Yes, school will be back in session soon. Is your child ready to succeed? Are you ready to help?
It’s a fact: Parents who play an active role in their children’s education make a huge difference in their success. The degree of adjustment depends on the child, but parents can help their children (and the rest of the family) manage the increased pace of life by planning ahead, being realistic, and maintaining a positive attitude. Here are a few suggestions to help ease the transition and promote a successful school experience.
• Ease into the routine: Switching from a summer schedule to a school schedule can be stressful to everyone in the household. Plan to re-establish the bedtime and mealtime routines (especially breakfast) at least 1 week before school starts. Prepare your child for this change by talking with them about the benefits of school routines in terms of not becoming over tired or overwhelmed by their school work and activities. Include pre-bedtime reading and household chores if these were suspended during the summer.
• Avoid first-day-of-school mayhem: Practice your morning routine a few days in advance. Set the alarm clock, go through your morning rituals, and get in the car or to the bus stop on time. Routines help children feel comfortable, and establishing a solid school routine will make the first day of school go much smoother.
• Set alarm clocks: Have school-age children set their own alarm clocks to get up in the morning. Praise them for prompt response to morning schedules and bus pickups.
• Leave plenty of extra time: Make sure your child has plenty of time to get up, eat breakfast, and get to school.
• Turn off the TV: Encourage your child to play quiet games, do puzzles, flash cards, color, or read for their early morning activities instead of watching television. This will help ease them into the learning process and school schedule. If possible, maintain this practice throughout the school year.
• Provide healthy meals: Hungry kids can’t concentrate on learning, so good nutrition plays an important role in your child’s school performance. Studies show that children who eat healthy, balanced breakfasts and lunches do better in school. Fix nutritious meals at home, and if you need extra help, find out if your family qualifies for any Funded Nutrition Programs at school.
• Anxiety: If the first few days are a little rough and your child shows signs of anxiety; let your children know you care. Do not overreact. Young children, in particular, may experience separation anxiety or shyness initially but teachers are trained to help them adjust.

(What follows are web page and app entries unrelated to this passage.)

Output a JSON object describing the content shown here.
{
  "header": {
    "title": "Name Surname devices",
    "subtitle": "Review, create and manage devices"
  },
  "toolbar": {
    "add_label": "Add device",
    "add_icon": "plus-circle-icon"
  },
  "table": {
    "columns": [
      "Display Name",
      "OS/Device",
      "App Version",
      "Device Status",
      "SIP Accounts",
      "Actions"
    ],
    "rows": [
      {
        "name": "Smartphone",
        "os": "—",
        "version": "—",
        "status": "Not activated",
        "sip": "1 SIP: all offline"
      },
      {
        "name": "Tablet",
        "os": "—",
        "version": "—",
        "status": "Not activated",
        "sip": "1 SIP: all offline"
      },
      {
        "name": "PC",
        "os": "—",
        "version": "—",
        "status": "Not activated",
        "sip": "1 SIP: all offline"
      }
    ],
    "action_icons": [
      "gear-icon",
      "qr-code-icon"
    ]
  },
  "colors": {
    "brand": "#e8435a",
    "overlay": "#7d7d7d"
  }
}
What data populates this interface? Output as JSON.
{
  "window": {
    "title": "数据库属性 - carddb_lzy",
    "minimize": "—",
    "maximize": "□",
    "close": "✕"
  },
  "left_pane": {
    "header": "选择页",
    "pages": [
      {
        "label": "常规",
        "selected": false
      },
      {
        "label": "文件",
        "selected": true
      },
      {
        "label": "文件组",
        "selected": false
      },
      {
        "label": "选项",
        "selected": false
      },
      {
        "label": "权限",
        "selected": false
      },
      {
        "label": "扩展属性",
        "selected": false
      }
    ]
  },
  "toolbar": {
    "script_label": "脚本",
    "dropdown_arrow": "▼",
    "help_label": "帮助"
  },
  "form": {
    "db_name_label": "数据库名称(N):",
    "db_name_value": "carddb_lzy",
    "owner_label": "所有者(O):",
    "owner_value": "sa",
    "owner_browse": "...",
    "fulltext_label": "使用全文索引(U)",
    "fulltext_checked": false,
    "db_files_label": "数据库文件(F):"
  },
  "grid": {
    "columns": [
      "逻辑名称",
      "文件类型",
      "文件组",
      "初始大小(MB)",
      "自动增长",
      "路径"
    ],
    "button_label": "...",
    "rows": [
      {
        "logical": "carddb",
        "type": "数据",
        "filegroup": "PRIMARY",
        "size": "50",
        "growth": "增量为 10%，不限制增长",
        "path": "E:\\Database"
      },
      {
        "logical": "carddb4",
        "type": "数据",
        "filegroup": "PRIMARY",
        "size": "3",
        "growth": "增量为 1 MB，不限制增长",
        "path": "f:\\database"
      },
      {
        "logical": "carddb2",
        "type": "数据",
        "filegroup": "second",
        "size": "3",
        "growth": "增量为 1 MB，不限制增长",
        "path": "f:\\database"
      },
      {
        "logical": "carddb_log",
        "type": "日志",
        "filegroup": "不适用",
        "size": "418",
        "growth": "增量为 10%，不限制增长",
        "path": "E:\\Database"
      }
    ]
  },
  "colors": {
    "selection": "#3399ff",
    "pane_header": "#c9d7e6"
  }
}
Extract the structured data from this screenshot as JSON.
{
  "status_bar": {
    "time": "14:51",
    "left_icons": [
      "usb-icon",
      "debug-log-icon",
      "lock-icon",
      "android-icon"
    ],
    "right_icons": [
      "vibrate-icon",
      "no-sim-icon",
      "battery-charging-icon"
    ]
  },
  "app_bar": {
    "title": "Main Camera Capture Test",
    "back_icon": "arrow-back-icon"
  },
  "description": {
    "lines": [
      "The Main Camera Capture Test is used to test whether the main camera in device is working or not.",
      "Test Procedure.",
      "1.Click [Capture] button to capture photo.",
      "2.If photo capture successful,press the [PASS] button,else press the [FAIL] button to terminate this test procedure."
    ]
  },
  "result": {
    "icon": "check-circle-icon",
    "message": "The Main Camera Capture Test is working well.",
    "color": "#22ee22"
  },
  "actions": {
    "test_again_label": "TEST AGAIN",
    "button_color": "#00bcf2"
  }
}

If you drop them off, try not to linger. Reassure them that you love them, will think of them during the day, and will be back. Reinforce the ability to cope. Children absorb their parent’s anxiety, so model optimism and confidence for your child.

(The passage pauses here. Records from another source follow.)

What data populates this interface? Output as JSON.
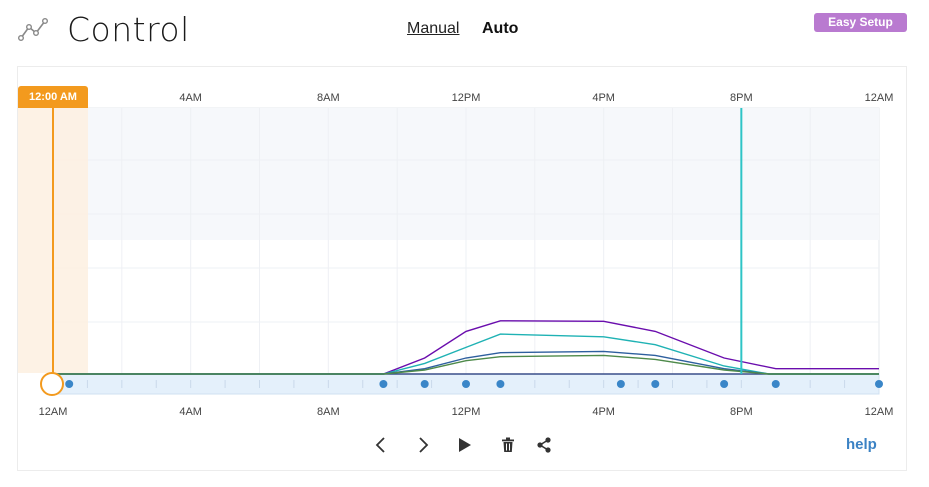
{
  "header": {
    "title": "Control",
    "icon": "chart-line-icon"
  },
  "modes": {
    "manual": "Manual",
    "auto": "Auto",
    "active": "Auto"
  },
  "easy_setup": "Easy Setup",
  "current_time": "12:00 AM",
  "help": "help",
  "colors": {
    "accent": "#f39a1e",
    "now_line": "#2ec4c6",
    "easy": "#b97ad0",
    "point": "#3a86c8"
  },
  "controls": [
    {
      "name": "prev-button",
      "icon": "chevron-left-icon"
    },
    {
      "name": "next-button",
      "icon": "chevron-right-icon"
    },
    {
      "name": "play-button",
      "icon": "play-icon"
    },
    {
      "name": "delete-button",
      "icon": "trash-icon"
    },
    {
      "name": "share-button",
      "icon": "share-icon"
    }
  ],
  "chart_data": {
    "type": "line",
    "x_ticks_top": [
      "4AM",
      "8AM",
      "12PM",
      "4PM",
      "8PM",
      "12AM"
    ],
    "x_ticks_bottom": [
      "12AM",
      "4AM",
      "8AM",
      "12PM",
      "4PM",
      "8PM",
      "12AM"
    ],
    "xlim": [
      0,
      24
    ],
    "ylim": [
      0,
      100
    ],
    "now_hour": 20,
    "series": [
      {
        "color": "#6a0dad",
        "points": [
          [
            9.6,
            0
          ],
          [
            10.8,
            6
          ],
          [
            12,
            16
          ],
          [
            13,
            20
          ],
          [
            16,
            19.8
          ],
          [
            17.5,
            16
          ],
          [
            19.5,
            6
          ],
          [
            21,
            2
          ],
          [
            24,
            2
          ]
        ]
      },
      {
        "color": "#1fb2b4",
        "points": [
          [
            9.6,
            0
          ],
          [
            10.8,
            4
          ],
          [
            12,
            10
          ],
          [
            13,
            15
          ],
          [
            16,
            14
          ],
          [
            17.5,
            11
          ],
          [
            19.5,
            3
          ],
          [
            20.8,
            0
          ],
          [
            24,
            0
          ]
        ]
      },
      {
        "color": "#2e5f9e",
        "points": [
          [
            9.6,
            0
          ],
          [
            10.8,
            2
          ],
          [
            12,
            6
          ],
          [
            13,
            8
          ],
          [
            16,
            8.5
          ],
          [
            17.5,
            7
          ],
          [
            19.5,
            2
          ],
          [
            20.8,
            0
          ],
          [
            24,
            0
          ]
        ]
      },
      {
        "color": "#4e8a4a",
        "points": [
          [
            9.6,
            0
          ],
          [
            10.8,
            1.5
          ],
          [
            12,
            5
          ],
          [
            13,
            6.5
          ],
          [
            16,
            7
          ],
          [
            17.5,
            5.5
          ],
          [
            19.5,
            1.5
          ],
          [
            20.8,
            0
          ],
          [
            24,
            0
          ]
        ]
      }
    ],
    "schedule_points_hours": [
      0.5,
      9.6,
      10.8,
      12,
      13,
      16.5,
      17.5,
      19.5,
      21,
      24
    ]
  }
}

• Select a spot to keep backpacks and lunch boxes: Designate a spot for your children to place their school belongings as well as a place to put important notices and information sent home for you to see.
• After school: Review your child’s schoolbooks and work. Talk about what your child will be learning during the year. Share your enthusiasm for their school subjects and your confidence in their ability to master the content.

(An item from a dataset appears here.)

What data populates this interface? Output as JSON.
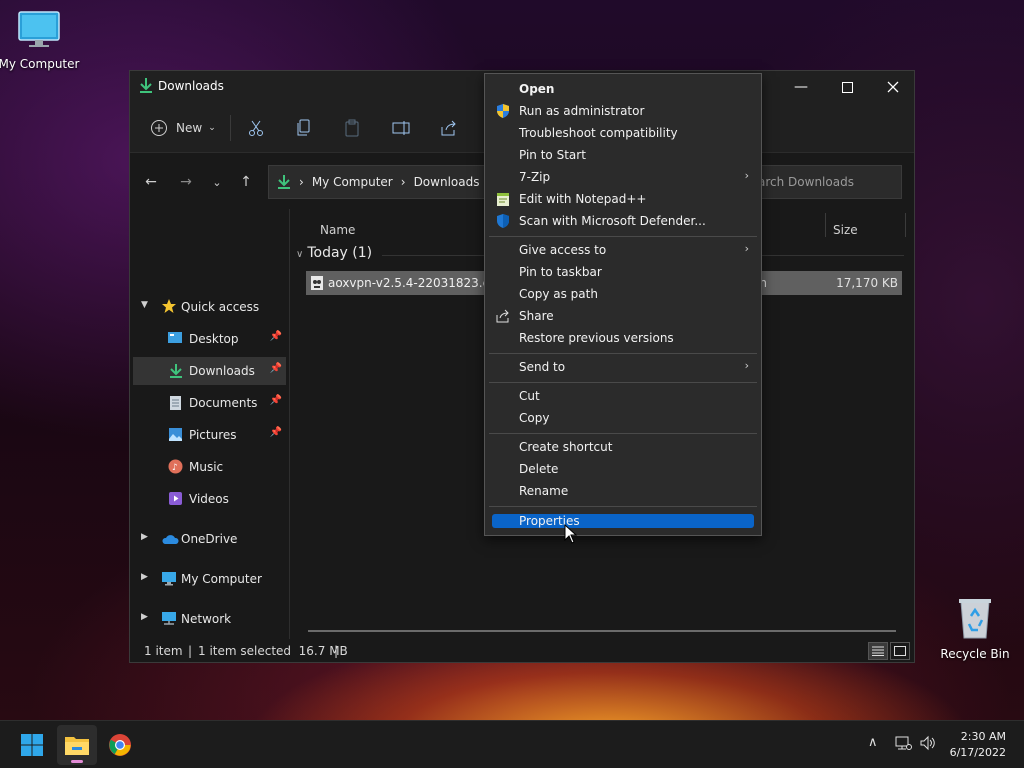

• Designate and clear a place to do homework: Older children should have the option of studying in their room or a quiet area of the house. Younger children usually need an area set aside in the family room or kitchen to facilitate adult monitoring, supervision, and encouragement.
• Clear your own schedule: To the extent possible, postpone business trips, volunteer meetings, and extra projects. You want to be free to help your child acclimate to the school routine and overcome the confusion or anxiety that many children experience at the start of a new school year.
• Read Together: Take the pledge to read with your child for 20 minutes every day. Your example reinforces the importance of literacy, and reading lets you and your child explore new worlds of fun and adventure together.
• Familiarize yourself with the other school professionals: Make an effort to find out who in the school or district can be a resource for you and your child. Learn their roles and how best to access their help if you need them. This can include the principal and front office personnel; school psychologist, counselor, and social worker; the reading specialist, speech therapist, and school nurse; and the after-school activities coordinator.
Whether your child is a first timer or an old hand, I hope this blog will help to make this back to school season successful and the best ever for you. If you have any tricks or tips that you would love to share with other parents please share them in the comment section below, or on our facebook page. Thank you and have a wonderful school year.
Clark, L. (1996). SOS: Help for parents (2nd ed.). Berkley, CA: Parents’ Press. ISBN: 0935111204.
Dawson, M. P. (2004). Homework: A guide for parents. In A. Canter, L. Paige, M. Roth, I. Romero, & S. Carroll (Eds.), Helping children at home and school II: Handouts for families and educators. Bethesda, MD: National Association of School Psychologists.
Rimm, S. (1996). Dr. Sylvia Rimm’s smart parenting: How to raise a happy, achieving child. New York: Crown. ASIN: 0517700638.
National Association of School Psychologists— www.nasponline.org
Parent Information Center— www.parentinformationcenter.org
National School Lunch Program. - http://www.usa.gov/Topics/Back-to-School.shtm